§ **Exercise details**
A precise copy of the data is required, with every picture left out.

§ **Exercise input**
------------------------------------
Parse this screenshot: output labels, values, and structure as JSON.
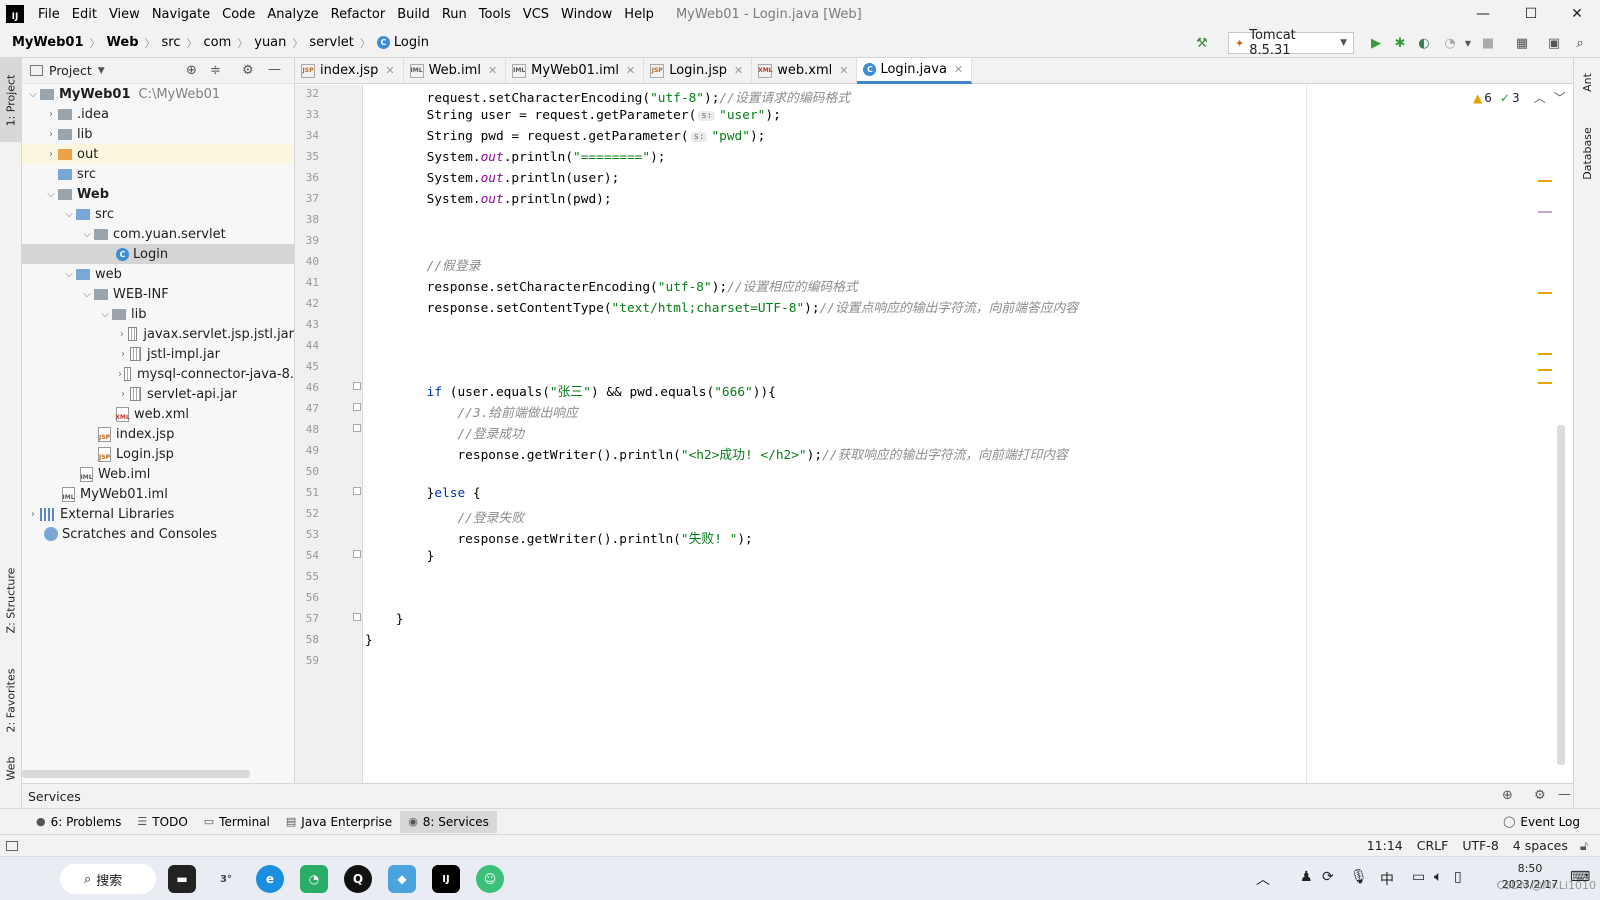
{
  "menubar": {
    "logo": "IJ",
    "items": [
      "File",
      "Edit",
      "View",
      "Navigate",
      "Code",
      "Analyze",
      "Refactor",
      "Build",
      "Run",
      "Tools",
      "VCS",
      "Window",
      "Help"
    ],
    "title": "MyWeb01 - Login.java [Web]",
    "minimize": "—",
    "maximize": "☐",
    "close": "✕"
  },
  "breadcrumb": [
    "MyWeb01",
    "Web",
    "src",
    "com",
    "yuan",
    "servlet",
    "Login"
  ],
  "toolbar": {
    "run_config": "Tomcat 8.5.31"
  },
  "left_stripe": {
    "project": "1: Project",
    "structure": "Z: Structure",
    "favorites": "2: Favorites",
    "web": "Web"
  },
  "right_stripe": {
    "ant": "Ant",
    "database": "Database"
  },
  "project_panel": {
    "title": "Project",
    "tree": [
      {
        "label": "MyWeb01",
        "hint": "C:\\MyWeb01"
      },
      {
        "label": ".idea"
      },
      {
        "label": "lib"
      },
      {
        "label": "out"
      },
      {
        "label": "src"
      },
      {
        "label": "Web"
      },
      {
        "label": "src"
      },
      {
        "label": "com.yuan.servlet"
      },
      {
        "label": "Login"
      },
      {
        "label": "web"
      },
      {
        "label": "WEB-INF"
      },
      {
        "label": "lib"
      },
      {
        "label": "javax.servlet.jsp.jstl.jar"
      },
      {
        "label": "jstl-impl.jar"
      },
      {
        "label": "mysql-connector-java-8."
      },
      {
        "label": "servlet-api.jar"
      },
      {
        "label": "web.xml"
      },
      {
        "label": "index.jsp"
      },
      {
        "label": "Login.jsp"
      },
      {
        "label": "Web.iml"
      },
      {
        "label": "MyWeb01.iml"
      },
      {
        "label": "External Libraries"
      },
      {
        "label": "Scratches and Consoles"
      }
    ]
  },
  "editor_tabs": [
    "index.jsp",
    "Web.iml",
    "MyWeb01.iml",
    "Login.jsp",
    "web.xml",
    "Login.java"
  ],
  "inspections": {
    "warnings": "6",
    "weak": "3"
  },
  "editor": {
    "line_numbers": [
      "32",
      "33",
      "34",
      "35",
      "36",
      "37",
      "38",
      "39",
      "40",
      "41",
      "42",
      "43",
      "44",
      "45",
      "46",
      "47",
      "48",
      "49",
      "50",
      "51",
      "52",
      "53",
      "54",
      "55",
      "56",
      "57",
      "58",
      "59"
    ],
    "lines": {
      "l32_a": "        request.setCharacterEncoding(",
      "l32_b": "\"utf-8\"",
      "l32_c": ");",
      "l32_d": "//设置请求的编码格式",
      "l33_a": "        String user = request.getParameter(",
      "l33_hint": "s:",
      "l33_b": "\"user\"",
      "l33_c": ");",
      "l34_a": "        String pwd = request.getParameter(",
      "l34_hint": "s:",
      "l34_b": "\"pwd\"",
      "l34_c": ");",
      "l35_a": "        System.",
      "l35_f": "out",
      "l35_b": ".println(",
      "l35_s": "\"========\"",
      "l35_c": ");",
      "l36_a": "        System.",
      "l36_f": "out",
      "l36_b": ".println(user);",
      "l37_a": "        System.",
      "l37_f": "out",
      "l37_b": ".println(pwd);",
      "l40_cm": "        //假登录",
      "l41_a": "        response.setCharacterEncoding(",
      "l41_s": "\"utf-8\"",
      "l41_c": ");",
      "l41_cm": "//设置相应的编码格式",
      "l42_a": "        response.setContentType(",
      "l42_s": "\"text/html;charset=UTF-8\"",
      "l42_c": ");",
      "l42_cm": "//设置点响应的输出字符流，向前端答应内容",
      "l46_kw": "        if",
      "l46_a": " (user.equals(",
      "l46_s1": "\"张三\"",
      "l46_b": ") && pwd.equals(",
      "l46_s2": "\"666\"",
      "l46_c": ")){",
      "l47_cm": "            //3.给前端做出响应",
      "l48_cm": "            //登录成功",
      "l49_a": "            response.getWriter().println(",
      "l49_s": "\"<h2>成功! </h2>\"",
      "l49_c": ");",
      "l49_cm": "//获取响应的输出字符流，向前端打印内容",
      "l51_a": "        }",
      "l51_kw": "else",
      "l51_b": " {",
      "l52_cm": "            //登录失败",
      "l53_a": "            response.getWriter().println(",
      "l53_s": "\"失败! \"",
      "l53_c": ");",
      "l54": "        }",
      "l57": "    }",
      "l58": "}"
    }
  },
  "services": {
    "title": "Services"
  },
  "tool_windows": [
    {
      "label": "6: Problems"
    },
    {
      "label": "TODO"
    },
    {
      "label": "Terminal"
    },
    {
      "label": "Java Enterprise"
    },
    {
      "label": "8: Services"
    }
  ],
  "event_log": "Event Log",
  "status": {
    "position": "11:14",
    "line_sep": "CRLF",
    "encoding": "UTF-8",
    "indent": "4 spaces"
  },
  "taskbar": {
    "search": "搜索",
    "weather": "3°",
    "ime": "中",
    "time": "8:50",
    "date": "2023/2/17",
    "watermark": "CSDN @Mr.Li1010"
  },
  "colors": {
    "accent": "#4083c9",
    "string": "#067d17",
    "keyword": "#0033b3",
    "comment": "#8c8c8c",
    "field": "#871094",
    "warning": "#e2a500"
  }
}
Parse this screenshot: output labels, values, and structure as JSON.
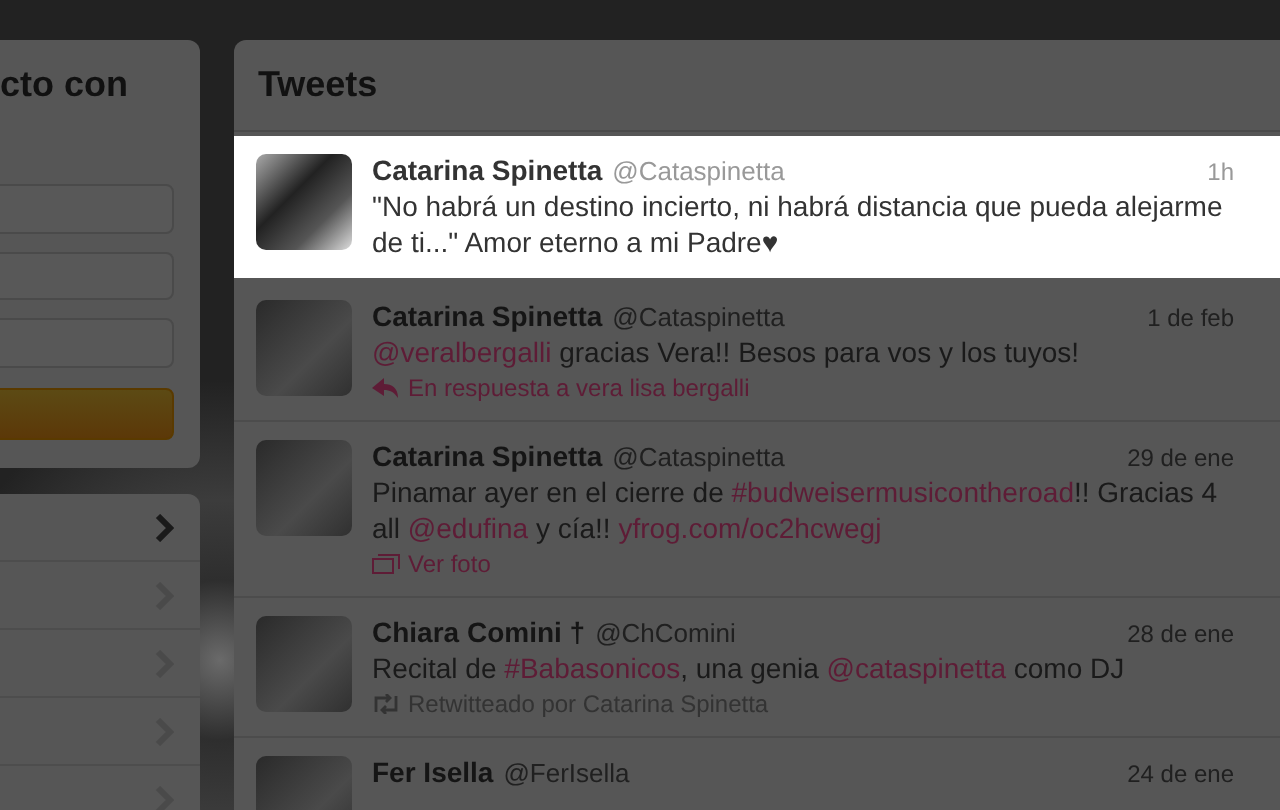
{
  "login_panel": {
    "title": "cto con"
  },
  "nav_items": [
    {
      "selected": true
    },
    {
      "selected": false
    },
    {
      "selected": false
    },
    {
      "selected": false
    },
    {
      "selected": false
    }
  ],
  "tweets_panel": {
    "title": "Tweets",
    "tweets": [
      {
        "name": "Catarina Spinetta",
        "handle": "@Cataspinetta",
        "time": "1h",
        "selected": true,
        "text": [
          {
            "kind": "plain",
            "text": "\"No habrá un destino incierto, ni habrá distancia que pueda alejarme de ti...\" Amor eterno a mi Padre♥"
          }
        ]
      },
      {
        "name": "Catarina Spinetta",
        "handle": "@Cataspinetta",
        "time": "1 de feb",
        "selected": false,
        "text": [
          {
            "kind": "link",
            "text": "@veralbergalli"
          },
          {
            "kind": "plain",
            "text": " gracias Vera!! Besos para vos y los tuyos!"
          }
        ],
        "context": {
          "kind": "reply",
          "text": "En respuesta a vera lisa bergalli"
        }
      },
      {
        "name": "Catarina Spinetta",
        "handle": "@Cataspinetta",
        "time": "29 de ene",
        "selected": false,
        "text": [
          {
            "kind": "plain",
            "text": "Pinamar ayer en el cierre de "
          },
          {
            "kind": "link",
            "text": "#budweisermusicontheroad"
          },
          {
            "kind": "plain",
            "text": "!! Gracias 4 all "
          },
          {
            "kind": "link",
            "text": "@edufina"
          },
          {
            "kind": "plain",
            "text": " y cía!! "
          },
          {
            "kind": "link",
            "text": "yfrog.com/oc2hcwegj"
          }
        ],
        "context": {
          "kind": "photo",
          "text": "Ver foto"
        }
      },
      {
        "name": "Chiara Comini †",
        "handle": "@ChComini",
        "time": "28 de ene",
        "selected": false,
        "text": [
          {
            "kind": "plain",
            "text": "Recital de "
          },
          {
            "kind": "link",
            "text": "#Babasonicos"
          },
          {
            "kind": "plain",
            "text": ", una genia "
          },
          {
            "kind": "link",
            "text": "@cataspinetta"
          },
          {
            "kind": "plain",
            "text": " como DJ"
          }
        ],
        "context": {
          "kind": "retweet",
          "text": "Retwitteado por Catarina Spinetta"
        }
      },
      {
        "name": "Fer Isella",
        "handle": "@FerIsella",
        "time": "24 de ene",
        "selected": false
      }
    ]
  }
}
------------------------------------
§ **Solution to the problem**
Parse this screenshot: output labels, values, and structure as JSON.
{
  "menubar": {
    "logo": "IJ",
    "items": [
      "File",
      "Edit",
      "View",
      "Navigate",
      "Code",
      "Analyze",
      "Refactor",
      "Build",
      "Run",
      "Tools",
      "VCS",
      "Window",
      "Help"
    ],
    "title": "MyWeb01 - Login.java [Web]",
    "minimize": "—",
    "maximize": "☐",
    "close": "✕"
  },
  "breadcrumb": [
    "MyWeb01",
    "Web",
    "src",
    "com",
    "yuan",
    "servlet",
    "Login"
  ],
  "toolbar": {
    "run_config": "Tomcat 8.5.31"
  },
  "left_stripe": {
    "project": "1: Project",
    "structure": "Z: Structure",
    "favorites": "2: Favorites",
    "web": "Web"
  },
  "right_stripe": {
    "ant": "Ant",
    "database": "Database"
  },
  "project_panel": {
    "title": "Project",
    "tree": [
      {
        "label": "MyWeb01",
        "hint": "C:\\MyWeb01"
      },
      {
        "label": ".idea"
      },
      {
        "label": "lib"
      },
      {
        "label": "out"
      },
      {
        "label": "src"
      },
      {
        "label": "Web"
      },
      {
        "label": "src"
      },
      {
        "label": "com.yuan.servlet"
      },
      {
        "label": "Login"
      },
      {
        "label": "web"
      },
      {
        "label": "WEB-INF"
      },
      {
        "label": "lib"
      },
      {
        "label": "javax.servlet.jsp.jstl.jar"
      },
      {
        "label": "jstl-impl.jar"
      },
      {
        "label": "mysql-connector-java-8."
      },
      {
        "label": "servlet-api.jar"
      },
      {
        "label": "web.xml"
      },
      {
        "label": "index.jsp"
      },
      {
        "label": "Login.jsp"
      },
      {
        "label": "Web.iml"
      },
      {
        "label": "MyWeb01.iml"
      },
      {
        "label": "External Libraries"
      },
      {
        "label": "Scratches and Consoles"
      }
    ]
  },
  "editor_tabs": [
    "index.jsp",
    "Web.iml",
    "MyWeb01.iml",
    "Login.jsp",
    "web.xml",
    "Login.java"
  ],
  "inspections": {
    "warnings": "6",
    "weak": "3"
  },
  "editor": {
    "line_numbers": [
      "32",
      "33",
      "34",
      "35",
      "36",
      "37",
      "38",
      "39",
      "40",
      "41",
      "42",
      "43",
      "44",
      "45",
      "46",
      "47",
      "48",
      "49",
      "50",
      "51",
      "52",
      "53",
      "54",
      "55",
      "56",
      "57",
      "58",
      "59"
    ],
    "lines": {
      "l32_a": "        request.setCharacterEncoding(",
      "l32_b": "\"utf-8\"",
      "l32_c": ");",
      "l32_d": "//设置请求的编码格式",
      "l33_a": "        String user = request.getParameter(",
      "l33_hint": "s:",
      "l33_b": "\"user\"",
      "l33_c": ");",
      "l34_a": "        String pwd = request.getParameter(",
      "l34_hint": "s:",
      "l34_b": "\"pwd\"",
      "l34_c": ");",
      "l35_a": "        System.",
      "l35_f": "out",
      "l35_b": ".println(",
      "l35_s": "\"========\"",
      "l35_c": ");",
      "l36_a": "        System.",
      "l36_f": "out",
      "l36_b": ".println(user);",
      "l37_a": "        System.",
      "l37_f": "out",
      "l37_b": ".println(pwd);",
      "l40_cm": "        //假登录",
      "l41_a": "        response.setCharacterEncoding(",
      "l41_s": "\"utf-8\"",
      "l41_c": ");",
      "l41_cm": "//设置相应的编码格式",
      "l42_a": "        response.setContentType(",
      "l42_s": "\"text/html;charset=UTF-8\"",
      "l42_c": ");",
      "l42_cm": "//设置点响应的输出字符流，向前端答应内容",
      "l46_kw": "        if",
      "l46_a": " (user.equals(",
      "l46_s1": "\"张三\"",
      "l46_b": ") && pwd.equals(",
      "l46_s2": "\"666\"",
      "l46_c": ")){",
      "l47_cm": "            //3.给前端做出响应",
      "l48_cm": "            //登录成功",
      "l49_a": "            response.getWriter().println(",
      "l49_s": "\"<h2>成功! </h2>\"",
      "l49_c": ");",
      "l49_cm": "//获取响应的输出字符流，向前端打印内容",
      "l51_a": "        }",
      "l51_kw": "else",
      "l51_b": " {",
      "l52_cm": "            //登录失败",
      "l53_a": "            response.getWriter().println(",
      "l53_s": "\"失败! \"",
      "l53_c": ");",
      "l54": "        }",
      "l57": "    }",
      "l58": "}"
    }
  },
  "services": {
    "title": "Services"
  },
  "tool_windows": [
    {
      "label": "6: Problems"
    },
    {
      "label": "TODO"
    },
    {
      "label": "Terminal"
    },
    {
      "label": "Java Enterprise"
    },
    {
      "label": "8: Services"
    }
  ],
  "event_log": "Event Log",
  "status": {
    "position": "11:14",
    "line_sep": "CRLF",
    "encoding": "UTF-8",
    "indent": "4 spaces"
  },
  "taskbar": {
    "search": "搜索",
    "weather": "3°",
    "ime": "中",
    "time": "8:50",
    "date": "2023/2/17",
    "watermark": "CSDN @Mr.Li1010"
  },
  "colors": {
    "accent": "#4083c9",
    "string": "#067d17",
    "keyword": "#0033b3",
    "comment": "#8c8c8c",
    "field": "#871094",
    "warning": "#e2a500"
  }
}
Parse this screenshot: output labels, values, and structure as JSON.
{
  "login_panel": {
    "title": "cto con"
  },
  "nav_items": [
    {
      "selected": true
    },
    {
      "selected": false
    },
    {
      "selected": false
    },
    {
      "selected": false
    },
    {
      "selected": false
    }
  ],
  "tweets_panel": {
    "title": "Tweets",
    "tweets": [
      {
        "name": "Catarina Spinetta",
        "handle": "@Cataspinetta",
        "time": "1h",
        "selected": true,
        "text": [
          {
            "kind": "plain",
            "text": "\"No habrá un destino incierto, ni habrá distancia que pueda alejarme de ti...\" Amor eterno a mi Padre♥"
          }
        ]
      },
      {
        "name": "Catarina Spinetta",
        "handle": "@Cataspinetta",
        "time": "1 de feb",
        "selected": false,
        "text": [
          {
            "kind": "link",
            "text": "@veralbergalli"
          },
          {
            "kind": "plain",
            "text": " gracias Vera!! Besos para vos y los tuyos!"
          }
        ],
        "context": {
          "kind": "reply",
          "text": "En respuesta a vera lisa bergalli"
        }
      },
      {
        "name": "Catarina Spinetta",
        "handle": "@Cataspinetta",
        "time": "29 de ene",
        "selected": false,
        "text": [
          {
            "kind": "plain",
            "text": "Pinamar ayer en el cierre de "
          },
          {
            "kind": "link",
            "text": "#budweisermusicontheroad"
          },
          {
            "kind": "plain",
            "text": "!! Gracias 4 all "
          },
          {
            "kind": "link",
            "text": "@edufina"
          },
          {
            "kind": "plain",
            "text": " y cía!! "
          },
          {
            "kind": "link",
            "text": "yfrog.com/oc2hcwegj"
          }
        ],
        "context": {
          "kind": "photo",
          "text": "Ver foto"
        }
      },
      {
        "name": "Chiara Comini †",
        "handle": "@ChComini",
        "time": "28 de ene",
        "selected": false,
        "text": [
          {
            "kind": "plain",
            "text": "Recital de "
          },
          {
            "kind": "link",
            "text": "#Babasonicos"
          },
          {
            "kind": "plain",
            "text": ", una genia "
          },
          {
            "kind": "link",
            "text": "@cataspinetta"
          },
          {
            "kind": "plain",
            "text": " como DJ"
          }
        ],
        "context": {
          "kind": "retweet",
          "text": "Retwitteado por Catarina Spinetta"
        }
      },
      {
        "name": "Fer Isella",
        "handle": "@FerIsella",
        "time": "24 de ene",
        "selected": false
      }
    ]
  }
}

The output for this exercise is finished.